At this point, the correction fluid stain may be completely gone, and you can wash and dry your clothing according to its recommended cleaning instructions.

But it’s very possible that some of the white-out stain is still present. In this case, pretreat it by soaking it with a laundry stain remover.

Step 6: Carefully Wash and Dry the Article of Clothing

This last step is key in your effort to remove correction fluid from your clothes. If you wash your stained article of clothing in water that’s too hot or too cold, you risk making what’s left of the stain permanent. 

Wash your garment using an eco-friendly laundry detergent and warm water in the wash cycle. Before throwing your wet, washed garment in the dryer, check it. Is the white-out stain still there? If so, don’t dry it yet. Repeat the whole process one more time.  

Is a White-Out Stain Permanent?

The stain doesn’t have to be permanent, but it can become permanent if the wrong steps are taken and either high heat or chemicals set the stain in for good.

Follow these tips on how to get white-out stains off clothing without creating a permanent mark:
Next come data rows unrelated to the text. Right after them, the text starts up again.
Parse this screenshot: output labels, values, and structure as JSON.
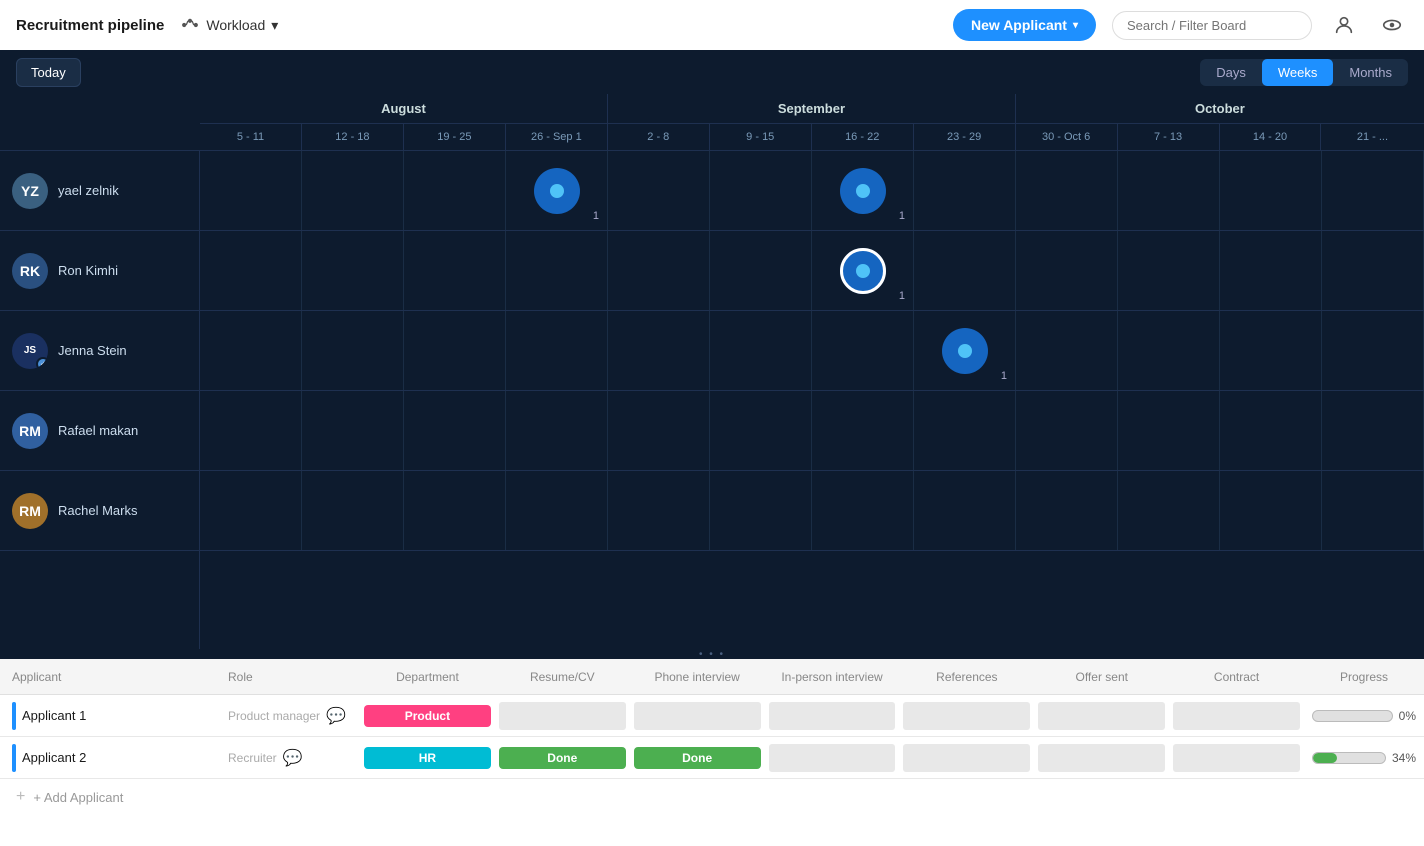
{
  "nav": {
    "title": "Recruitment pipeline",
    "workload_label": "Workload",
    "new_applicant_label": "New Applicant",
    "search_placeholder": "Search / Filter Board"
  },
  "toolbar": {
    "today_label": "Today",
    "view_days": "Days",
    "view_weeks": "Weeks",
    "view_months": "Months"
  },
  "timeline": {
    "months": [
      {
        "label": "August",
        "span": 4
      },
      {
        "label": "September",
        "span": 4
      },
      {
        "label": "October",
        "span": 4
      }
    ],
    "weeks": [
      "5 - 11",
      "12 - 18",
      "19 - 25",
      "26 - Sep 1",
      "2 - 8",
      "9 - 15",
      "16 - 22",
      "23 - 29",
      "30 - Oct 6",
      "7 - 13",
      "14 - 20",
      "21 - ..."
    ]
  },
  "people": [
    {
      "name": "yael zelnik",
      "initials": "YZ",
      "color": "#3a6ea5",
      "events": [
        {
          "week_index": 3,
          "count": 1
        },
        {
          "week_index": 6,
          "count": 1
        }
      ]
    },
    {
      "name": "Ron Kimhi",
      "initials": "RK",
      "color": "#2a5080",
      "events": [
        {
          "week_index": 6,
          "count": 1,
          "ring": true
        }
      ]
    },
    {
      "name": "Jenna Stein",
      "initials": "JS",
      "color": "#1a3060",
      "events": [
        {
          "week_index": 7,
          "count": 1
        }
      ]
    },
    {
      "name": "Rafael makan",
      "initials": "RM",
      "color": "#3060a0",
      "events": []
    },
    {
      "name": "Rachel Marks",
      "initials": "RM2",
      "color": "#a0702a",
      "events": []
    }
  ],
  "table": {
    "headers": {
      "applicant": "Applicant",
      "role": "Role",
      "department": "Department",
      "resume": "Resume/CV",
      "phone": "Phone interview",
      "in_person": "In-person interview",
      "references": "References",
      "offer": "Offer sent",
      "contract": "Contract",
      "progress": "Progress"
    },
    "rows": [
      {
        "name": "Applicant 1",
        "role": "Product manager",
        "department": "Product",
        "dept_class": "badge-product",
        "resume": "",
        "phone": "",
        "in_person": "",
        "references": "",
        "offer": "",
        "contract": "",
        "progress_pct": 0,
        "progress_label": "0%",
        "indicator_color": "#1e90ff"
      },
      {
        "name": "Applicant 2",
        "role": "Recruiter",
        "department": "HR",
        "dept_class": "badge-hr",
        "resume": "Done",
        "phone": "Done",
        "in_person": "",
        "references": "",
        "offer": "",
        "contract": "",
        "progress_pct": 34,
        "progress_label": "34%",
        "indicator_color": "#1e90ff"
      }
    ],
    "add_label": "+ Add Applicant"
  }
}
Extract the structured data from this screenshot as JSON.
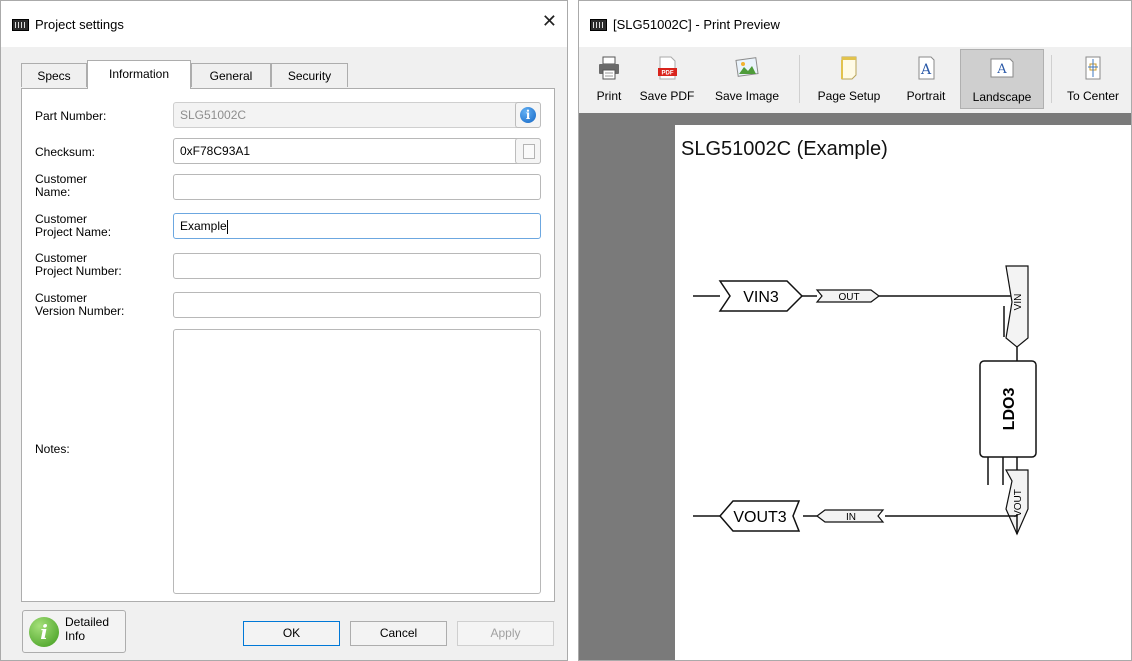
{
  "dialog": {
    "title": "Project settings",
    "tabs": [
      "Specs",
      "Information",
      "General",
      "Security"
    ],
    "active_tab": "Information",
    "fields": {
      "part_number": {
        "label": "Part Number:",
        "value": "SLG51002C"
      },
      "checksum": {
        "label": "Checksum:",
        "value": "0xF78C93A1"
      },
      "customer_name": {
        "label_line1": "Customer",
        "label_line2": "Name:",
        "value": ""
      },
      "customer_project_name": {
        "label_line1": "Customer",
        "label_line2": "Project Name:",
        "value": "Example"
      },
      "customer_project_number": {
        "label_line1": "Customer",
        "label_line2": "Project Number:",
        "value": ""
      },
      "customer_version_number": {
        "label_line1": "Customer",
        "label_line2": "Version Number:",
        "value": ""
      },
      "notes": {
        "label": "Notes:",
        "value": ""
      }
    },
    "buttons": {
      "detailed_line1": "Detailed",
      "detailed_line2": "Info",
      "ok": "OK",
      "cancel": "Cancel",
      "apply": "Apply"
    },
    "icons": {
      "info": "info-icon",
      "copy": "copy-icon",
      "detailed": "info-green-icon"
    },
    "close_glyph": "✕"
  },
  "preview": {
    "title": "[SLG51002C] - Print Preview",
    "toolbar": [
      {
        "label": "Print",
        "icon": "printer-icon"
      },
      {
        "label": "Save PDF",
        "icon": "pdf-icon"
      },
      {
        "label": "Save Image",
        "icon": "image-icon"
      },
      {
        "label": "Page Setup",
        "icon": "page-setup-icon"
      },
      {
        "label": "Portrait",
        "icon": "portrait-icon"
      },
      {
        "label": "Landscape",
        "icon": "landscape-icon",
        "pressed": true
      },
      {
        "label": "To Center",
        "icon": "center-icon"
      }
    ],
    "page_title": "SLG51002C (Example)",
    "schematic": {
      "input_port": "VIN3",
      "input_wire_label": "OUT",
      "block_label": "LDO3",
      "block_pin_top": "VIN",
      "block_pin_bottom": "VOUT",
      "output_port": "VOUT3",
      "output_wire_label": "IN"
    },
    "colors": {
      "canvas_bg": "#7a7a7a",
      "page_bg": "#ffffff",
      "accent": "#0078d7"
    }
  }
}
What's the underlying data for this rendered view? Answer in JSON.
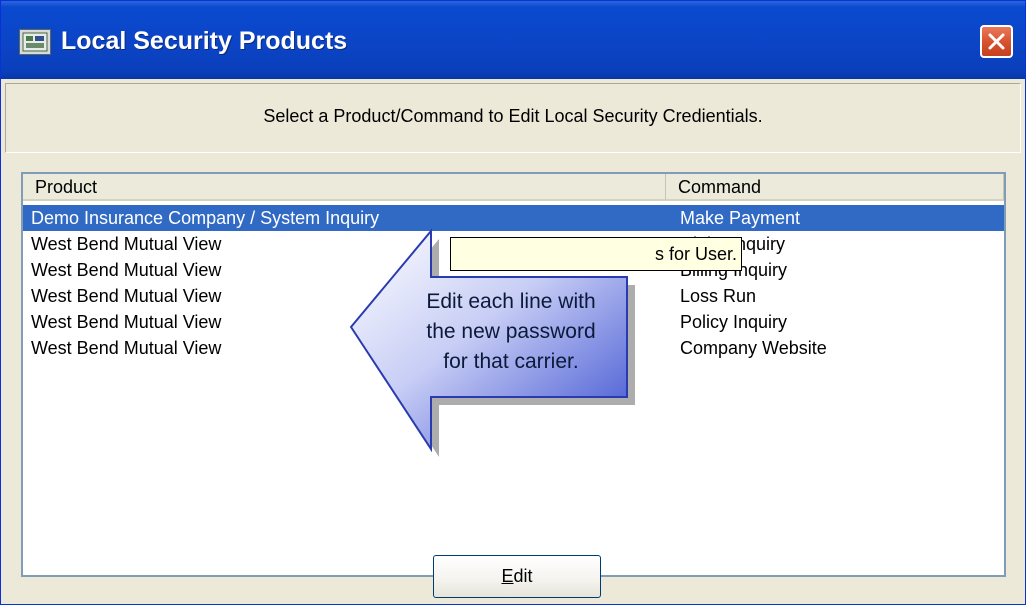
{
  "window": {
    "title": "Local Security Products",
    "icon": "app-icon",
    "close_icon": "close-icon"
  },
  "header": {
    "message": "Select a Product/Command to Edit Local Security Credientials."
  },
  "list": {
    "columns": [
      "Product",
      "Command"
    ],
    "rows": [
      {
        "product": "Demo Insurance Company / System Inquiry",
        "command": "Make Payment",
        "selected": true
      },
      {
        "product": "West Bend Mutual View",
        "command": "Claim Inquiry"
      },
      {
        "product": "West Bend Mutual View",
        "command": "Billing Inquiry"
      },
      {
        "product": "West Bend Mutual View",
        "command": "Loss Run"
      },
      {
        "product": "West Bend Mutual View",
        "command": "Policy Inquiry"
      },
      {
        "product": "West Bend Mutual View",
        "command": "Company Website"
      }
    ]
  },
  "tooltip": {
    "text": "s for User."
  },
  "callout": {
    "line1": "Edit each line with",
    "line2": "the new password",
    "line3": "for that carrier."
  },
  "buttons": {
    "edit_mnemonic": "E",
    "edit_rest": "dit"
  },
  "colors": {
    "titlebar": "#0b45c7",
    "selection": "#316ac5",
    "arrow": "#3a4fd0"
  }
}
  • Use only the recommended chemicals to dissolve and remove white-out. The safest choice is alcohol. Acetone works on most materials but may stain some fabric mixes, resulting in discoloration
  • A professional-strength laundry stain remover often works better than a milder solution for removing these stubborn stains
  • Throughout the process, stick with warm water. Hot or cold water can negatively impact your correction fluid stain removal efforts. Plus hot water could shrink your fabric, something you’ll want to avoid

A Few Additional Useful Tips

  • With delicate or unknown clothing fabrics, always test a small, non-visible area first when applying alcohol, acetone, or any other chemicals
  • If your garment is dry-clean only, don’t attempt to wash it. You’re best off taking it to a professional dry cleaning service provider
  • When drying your treated garment, try to air dry it if you’re worried that the dryer’s heat might set any remnant of a stain that isn’t completely removed
  • Do not inhale correction fluid, as any solvent in the mixture can be harmful

Frequently Asked Questions (FAQ)

Can I Use These Methods on Leather or Suede?

You’re asking a vegan! But yes, you can remove white-out with alcohol and wipe the residue with a barely wet, clean cloth. Skip the laundry stain remover. This works on faux leather too. 

Can I Use Nail Polish Remover Instead of Acetone?

If your nail polish remover contains acetone, it can be used to treat your white-out stain, but test it on a hidden area first. Some of the other ingredients in certain nail polish removers may create a stain. 

What Should I Do if the Stain Doesn’t Come Out?

You can either repeat the correction fluid stain removal steps or have your item professionally cleaned to remove the stain.  


Graciela Sholander